Would you output each record exactly as it stands?

▬▬▬▬▬▬▬▬▬▬

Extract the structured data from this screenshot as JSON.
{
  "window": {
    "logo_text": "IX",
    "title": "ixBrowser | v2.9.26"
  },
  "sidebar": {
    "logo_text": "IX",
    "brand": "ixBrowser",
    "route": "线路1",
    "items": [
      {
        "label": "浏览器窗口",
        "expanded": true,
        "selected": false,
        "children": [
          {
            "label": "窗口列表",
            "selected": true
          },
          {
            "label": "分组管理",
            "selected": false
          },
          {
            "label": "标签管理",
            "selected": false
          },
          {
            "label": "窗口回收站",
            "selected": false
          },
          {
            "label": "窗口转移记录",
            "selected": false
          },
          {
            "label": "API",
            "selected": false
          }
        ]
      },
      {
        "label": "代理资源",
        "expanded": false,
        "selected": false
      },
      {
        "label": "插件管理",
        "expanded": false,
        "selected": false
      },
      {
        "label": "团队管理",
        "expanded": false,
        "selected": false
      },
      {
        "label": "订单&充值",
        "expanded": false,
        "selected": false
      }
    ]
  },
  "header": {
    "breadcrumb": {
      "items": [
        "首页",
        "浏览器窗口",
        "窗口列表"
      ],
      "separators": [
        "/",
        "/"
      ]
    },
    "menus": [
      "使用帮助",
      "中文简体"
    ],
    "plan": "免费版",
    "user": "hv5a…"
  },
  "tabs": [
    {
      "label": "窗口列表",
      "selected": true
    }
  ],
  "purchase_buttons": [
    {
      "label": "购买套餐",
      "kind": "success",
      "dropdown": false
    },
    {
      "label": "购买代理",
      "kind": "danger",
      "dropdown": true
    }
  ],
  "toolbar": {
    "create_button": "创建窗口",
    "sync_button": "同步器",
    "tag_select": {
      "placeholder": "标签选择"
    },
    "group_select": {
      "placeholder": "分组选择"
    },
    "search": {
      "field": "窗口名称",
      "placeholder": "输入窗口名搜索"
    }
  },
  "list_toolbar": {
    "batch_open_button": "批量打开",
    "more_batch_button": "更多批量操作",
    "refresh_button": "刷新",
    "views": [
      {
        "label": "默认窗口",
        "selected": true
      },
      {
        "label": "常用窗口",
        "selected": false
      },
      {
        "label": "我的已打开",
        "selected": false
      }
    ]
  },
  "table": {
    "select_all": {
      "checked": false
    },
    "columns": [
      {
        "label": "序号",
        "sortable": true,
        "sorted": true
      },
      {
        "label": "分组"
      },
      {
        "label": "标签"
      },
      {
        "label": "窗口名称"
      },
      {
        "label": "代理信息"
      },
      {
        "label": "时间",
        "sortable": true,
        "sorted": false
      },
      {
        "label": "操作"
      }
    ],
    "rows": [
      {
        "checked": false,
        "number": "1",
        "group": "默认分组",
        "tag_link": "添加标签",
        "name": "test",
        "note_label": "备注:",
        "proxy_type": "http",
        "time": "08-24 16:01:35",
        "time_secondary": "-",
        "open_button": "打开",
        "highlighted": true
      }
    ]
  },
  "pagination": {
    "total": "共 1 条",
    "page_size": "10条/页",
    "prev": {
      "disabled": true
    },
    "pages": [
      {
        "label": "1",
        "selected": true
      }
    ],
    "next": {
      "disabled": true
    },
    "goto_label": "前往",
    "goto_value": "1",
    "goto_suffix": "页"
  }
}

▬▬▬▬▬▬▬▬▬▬

EXERCISE OUTPUT>
Extract the structured data from this screenshot as JSON.
{
  "window": {
    "logo_text": "IX",
    "title": "ixBrowser | v2.9.26"
  },
  "sidebar": {
    "logo_text": "IX",
    "brand": "ixBrowser",
    "route": "线路1",
    "items": [
      {
        "label": "浏览器窗口",
        "expanded": true,
        "selected": false,
        "children": [
          {
            "label": "窗口列表",
            "selected": true
          },
          {
            "label": "分组管理",
            "selected": false
          },
          {
            "label": "标签管理",
            "selected": false
          },
          {
            "label": "窗口回收站",
            "selected": false
          },
          {
            "label": "窗口转移记录",
            "selected": false
          },
          {
            "label": "API",
            "selected": false
          }
        ]
      },
      {
        "label": "代理资源",
        "expanded": false,
        "selected": false
      },
      {
        "label": "插件管理",
        "expanded": false,
        "selected": false
      },
      {
        "label": "团队管理",
        "expanded": false,
        "selected": false
      },
      {
        "label": "订单&充值",
        "expanded": false,
        "selected": false
      }
    ]
  },
  "header": {
    "breadcrumb": {
      "items": [
        "首页",
        "浏览器窗口",
        "窗口列表"
      ],
      "separators": [
        "/",
        "/"
      ]
    },
    "menus": [
      "使用帮助",
      "中文简体"
    ],
    "plan": "免费版",
    "user": "hv5a…"
  },
  "tabs": [
    {
      "label": "窗口列表",
      "selected": true
    }
  ],
  "purchase_buttons": [
    {
      "label": "购买套餐",
      "kind": "success",
      "dropdown": false
    },
    {
      "label": "购买代理",
      "kind": "danger",
      "dropdown": true
    }
  ],
  "toolbar": {
    "create_button": "创建窗口",
    "sync_button": "同步器",
    "tag_select": {
      "placeholder": "标签选择"
    },
    "group_select": {
      "placeholder": "分组选择"
    },
    "search": {
      "field": "窗口名称",
      "placeholder": "输入窗口名搜索"
    }
  },
  "list_toolbar": {
    "batch_open_button": "批量打开",
    "more_batch_button": "更多批量操作",
    "refresh_button": "刷新",
    "views": [
      {
        "label": "默认窗口",
        "selected": true
      },
      {
        "label": "常用窗口",
        "selected": false
      },
      {
        "label": "我的已打开",
        "selected": false
      }
    ]
  },
  "table": {
    "select_all": {
      "checked": false
    },
    "columns": [
      {
        "label": "序号",
        "sortable": true,
        "sorted": true
      },
      {
        "label": "分组"
      },
      {
        "label": "标签"
      },
      {
        "label": "窗口名称"
      },
      {
        "label": "代理信息"
      },
      {
        "label": "时间",
        "sortable": true,
        "sorted": false
      },
      {
        "label": "操作"
      }
    ],
    "rows": [
      {
        "checked": false,
        "number": "1",
        "group": "默认分组",
        "tag_link": "添加标签",
        "name": "test",
        "note_label": "备注:",
        "proxy_type": "http",
        "time": "08-24 16:01:35",
        "time_secondary": "-",
        "open_button": "打开",
        "highlighted": true
      }
    ]
  },
  "pagination": {
    "total": "共 1 条",
    "page_size": "10条/页",
    "prev": {
      "disabled": true
    },
    "pages": [
      {
        "label": "1",
        "selected": true
      }
    ],
    "next": {
      "disabled": true
    },
    "goto_label": "前往",
    "goto_value": "1",
    "goto_suffix": "页"
  }
}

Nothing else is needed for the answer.